Climate change and the scarcity of drinking water are the greatest dangers threatening the future of humanity

In a survey conducted by Forsense in February 2016, half the respondents considered climate change to be a major risk for the future of humanity. Many of the sources of danger seen as particularly serious were associated with natural and environmental challenges. The lack of drinking water fit for human consumption was in third place among the most frequently mentioned dangers.

In recent years, Forsense has conducted a number of surveys to assess public opinion concerning the risks threatening the future of humanity. In the study conducted in 2013 and repeated in the autumn of 2014, respondents were asked to pick and rank three items from a list of nine economic and environmental problems facing human civilization: the ones that they believed would present the greatest challenges in the next 20 years. In both surveys, extreme climate and weather conditions were marked as the top issue by most people.

The survey conducted in May 2015 showed that half the respondents are concerned about the extreme effect of climate change on the life of humankind. Knowing that, it is understandable that in the latest survey, climate change was ranked first among 12 risks by most people, with almost half the respondents putting it in one of the top three places. The ’premier’ position of climate change is explained by people’s personal experience as well as the fact that the consequences of the phenomenon increasingly appear in the news and in the various media. The second highest ranked risk was mass migration, which is clearly connected to the refugee crisis that has now continued for almost a year.

All in all, the survey identified five exceptionally important risks, seen as significant by at least 30 percent of the respondents. Two of those – climate change and the lack of drinking water fit for human consumption – is largely related to nature in its impact, while the other three have closer ties to social and political events and processes. Five additional risks were also mentioned by a significant proportion of respondents, which at present primarily impact the Third World.

Although not decisively, the individual risk factors that people mention do exhibit a correlation with the socio-economic status of respondents. The data set indicates that educational qualifications are the most important factor: those with less schooling often structure the individual risks according to a completely different pattern to those with secondary or even higher education qualifications.

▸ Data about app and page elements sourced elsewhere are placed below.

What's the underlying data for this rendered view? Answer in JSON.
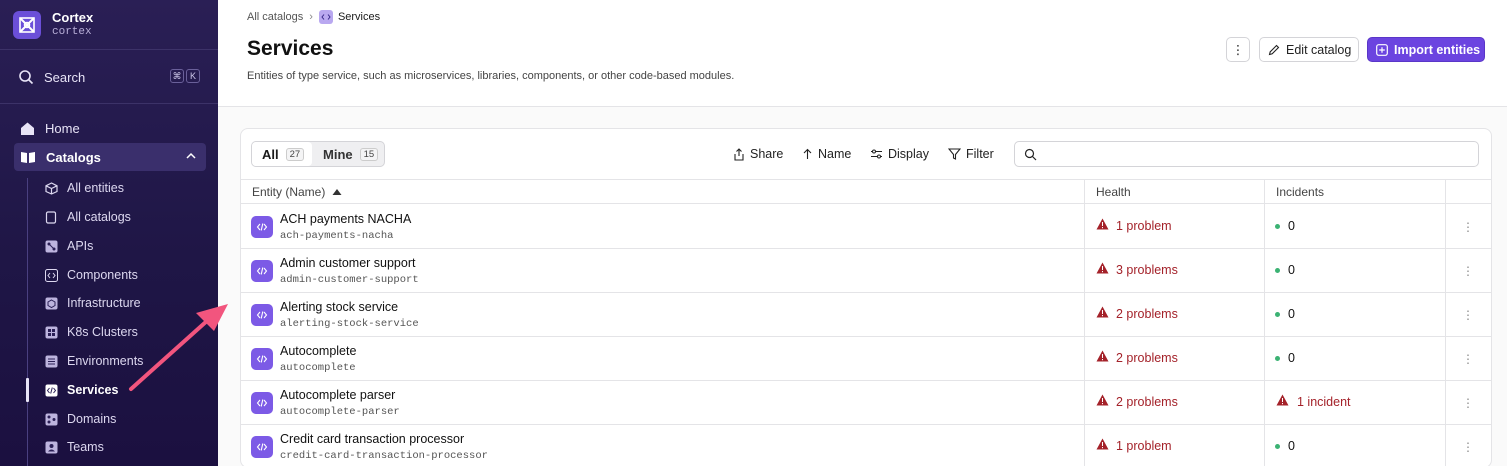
{
  "org": {
    "name": "Cortex",
    "slug": "cortex"
  },
  "sidebar": {
    "search": {
      "label": "Search",
      "shortcut": [
        "⌘",
        "K"
      ]
    },
    "home": "Home",
    "catalogs": "Catalogs",
    "items": [
      {
        "label": "All entities",
        "icon": "cube-icon"
      },
      {
        "label": "All catalogs",
        "icon": "book-icon"
      },
      {
        "label": "APIs",
        "icon": "api-icon"
      },
      {
        "label": "Components",
        "icon": "component-icon"
      },
      {
        "label": "Infrastructure",
        "icon": "infrastructure-icon"
      },
      {
        "label": "K8s Clusters",
        "icon": "k8s-icon"
      },
      {
        "label": "Environments",
        "icon": "environment-icon"
      },
      {
        "label": "Services",
        "icon": "code-icon",
        "active": true
      },
      {
        "label": "Domains",
        "icon": "domains-icon"
      },
      {
        "label": "Teams",
        "icon": "teams-icon"
      }
    ]
  },
  "breadcrumb": {
    "parent": "All catalogs",
    "current": "Services"
  },
  "header": {
    "title": "Services",
    "description": "Entities of type service, such as microservices, libraries, components, or other code-based modules.",
    "more": "⋮",
    "edit_label": "Edit catalog",
    "import_label": "Import entities"
  },
  "toolbar": {
    "tabs": [
      {
        "label": "All",
        "count": "27"
      },
      {
        "label": "Mine",
        "count": "15"
      }
    ],
    "share": "Share",
    "sort": "Name",
    "display": "Display",
    "filter": "Filter",
    "search_placeholder": ""
  },
  "table": {
    "columns": {
      "entity": "Entity (Name)",
      "health": "Health",
      "incidents": "Incidents"
    },
    "rows": [
      {
        "name": "ACH payments NACHA",
        "tag": "ach-payments-nacha",
        "health": "1 problem",
        "incidents": "0",
        "incident_alert": false
      },
      {
        "name": "Admin customer support",
        "tag": "admin-customer-support",
        "health": "3 problems",
        "incidents": "0",
        "incident_alert": false
      },
      {
        "name": "Alerting stock service",
        "tag": "alerting-stock-service",
        "health": "2 problems",
        "incidents": "0",
        "incident_alert": false
      },
      {
        "name": "Autocomplete",
        "tag": "autocomplete",
        "health": "2 problems",
        "incidents": "0",
        "incident_alert": false
      },
      {
        "name": "Autocomplete parser",
        "tag": "autocomplete-parser",
        "health": "2 problems",
        "incidents": "1 incident",
        "incident_alert": true
      },
      {
        "name": "Credit card transaction processor",
        "tag": "credit-card-transaction-processor",
        "health": "1 problem",
        "incidents": "0",
        "incident_alert": false
      }
    ]
  },
  "colors": {
    "accent": "#6b44e0",
    "sidebar": "#1f1646",
    "problem": "#a4222a",
    "ok": "#3bb273",
    "annotation_arrow": "#f2557e"
  }
}
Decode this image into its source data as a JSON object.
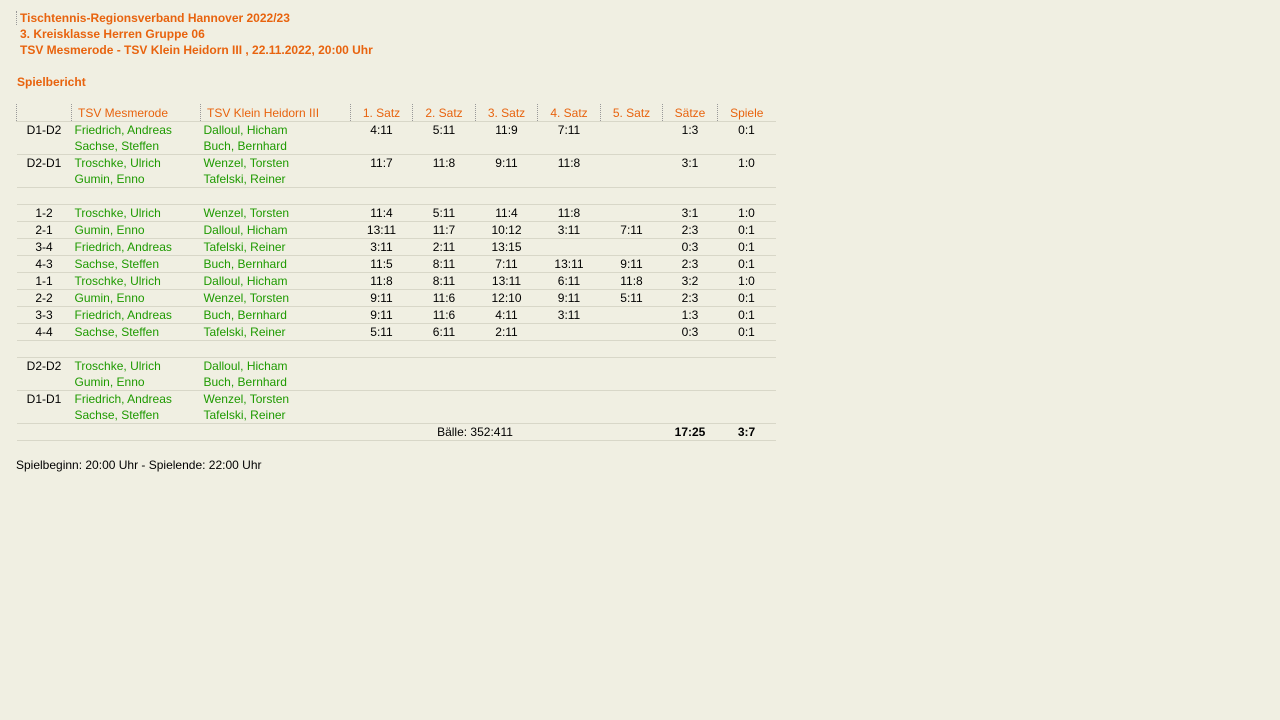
{
  "header": {
    "league": "Tischtennis-Regionsverband Hannover 2022/23",
    "group": "3. Kreisklasse Herren Gruppe 06",
    "match": "TSV Mesmerode - TSV Klein Heidorn III , 22.11.2022, 20:00 Uhr",
    "report_title": "Spielbericht"
  },
  "table": {
    "columns": [
      "",
      "TSV Mesmerode",
      "TSV Klein Heidorn III",
      "1. Satz",
      "2. Satz",
      "3. Satz",
      "4. Satz",
      "5. Satz",
      "Sätze",
      "Spiele"
    ],
    "doubles_top": [
      {
        "nr": "D1-D2",
        "home": [
          "Friedrich, Andreas",
          "Sachse, Steffen"
        ],
        "away": [
          "Dalloul, Hicham",
          "Buch, Bernhard"
        ],
        "sets": [
          "4:11",
          "5:11",
          "11:9",
          "7:11",
          ""
        ],
        "saetze": "1:3",
        "spiele": "0:1"
      },
      {
        "nr": "D2-D1",
        "home": [
          "Troschke, Ulrich",
          "Gumin, Enno"
        ],
        "away": [
          "Wenzel, Torsten",
          "Tafelski, Reiner"
        ],
        "sets": [
          "11:7",
          "11:8",
          "9:11",
          "11:8",
          ""
        ],
        "saetze": "3:1",
        "spiele": "1:0"
      }
    ],
    "singles": [
      {
        "nr": "1-2",
        "home": "Troschke, Ulrich",
        "away": "Wenzel, Torsten",
        "sets": [
          "11:4",
          "5:11",
          "11:4",
          "11:8",
          ""
        ],
        "saetze": "3:1",
        "spiele": "1:0"
      },
      {
        "nr": "2-1",
        "home": "Gumin, Enno",
        "away": "Dalloul, Hicham",
        "sets": [
          "13:11",
          "11:7",
          "10:12",
          "3:11",
          "7:11"
        ],
        "saetze": "2:3",
        "spiele": "0:1"
      },
      {
        "nr": "3-4",
        "home": "Friedrich, Andreas",
        "away": "Tafelski, Reiner",
        "sets": [
          "3:11",
          "2:11",
          "13:15",
          "",
          ""
        ],
        "saetze": "0:3",
        "spiele": "0:1"
      },
      {
        "nr": "4-3",
        "home": "Sachse, Steffen",
        "away": "Buch, Bernhard",
        "sets": [
          "11:5",
          "8:11",
          "7:11",
          "13:11",
          "9:11"
        ],
        "saetze": "2:3",
        "spiele": "0:1"
      },
      {
        "nr": "1-1",
        "home": "Troschke, Ulrich",
        "away": "Dalloul, Hicham",
        "sets": [
          "11:8",
          "8:11",
          "13:11",
          "6:11",
          "11:8"
        ],
        "saetze": "3:2",
        "spiele": "1:0"
      },
      {
        "nr": "2-2",
        "home": "Gumin, Enno",
        "away": "Wenzel, Torsten",
        "sets": [
          "9:11",
          "11:6",
          "12:10",
          "9:11",
          "5:11"
        ],
        "saetze": "2:3",
        "spiele": "0:1"
      },
      {
        "nr": "3-3",
        "home": "Friedrich, Andreas",
        "away": "Buch, Bernhard",
        "sets": [
          "9:11",
          "11:6",
          "4:11",
          "3:11",
          ""
        ],
        "saetze": "1:3",
        "spiele": "0:1"
      },
      {
        "nr": "4-4",
        "home": "Sachse, Steffen",
        "away": "Tafelski, Reiner",
        "sets": [
          "5:11",
          "6:11",
          "2:11",
          "",
          ""
        ],
        "saetze": "0:3",
        "spiele": "0:1"
      }
    ],
    "doubles_bottom": [
      {
        "nr": "D2-D2",
        "home": [
          "Troschke, Ulrich",
          "Gumin, Enno"
        ],
        "away": [
          "Dalloul, Hicham",
          "Buch, Bernhard"
        ]
      },
      {
        "nr": "D1-D1",
        "home": [
          "Friedrich, Andreas",
          "Sachse, Steffen"
        ],
        "away": [
          "Wenzel, Torsten",
          "Tafelski, Reiner"
        ]
      }
    ],
    "totals": {
      "balls": "Bälle: 352:411",
      "saetze": "17:25",
      "spiele": "3:7"
    }
  },
  "footer": "Spielbeginn: 20:00 Uhr - Spielende: 22:00 Uhr",
  "colors": {
    "accent": "#e8630e",
    "player": "#1e9a00",
    "background": "#f0efe2"
  }
}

Those who have not completed secondary school are most afraid of mass migration (39 percent), with only 37 percent mentioning climate change, while among graduates, 53 percent mentioned climate change (and that item ranked well above all the others among people with higher educational and even secondary qualifications). We observed that, compared to people with higher qualifications, those with a lower level of education find the factors with a spectacular presence in the media to be more dangerous (such as terrorist actions, epidemics and natural disasters), while a greater proportion of those with higher qualifications mention factors whose comprehension requires a wider scope of knowledge (climate change, overpopulation, and the loss of community values that are important for mankind).

A particularly high proportion of regular internet users mentioned climate change, while among those who obtain their information from the traditional media, particularly those who view television news, the fear of mass migration is overrepresented.

The frequency of individual risk factors primarily depends on the interest of respondents in ‘worldly matters’. In relation to that, the deepest rift is in terms of educational qualifications: the higher the level of education, the more likely the respondent is to realise the weight of the less visible, more remote and less mediatized risks such as climate change or overpopulation.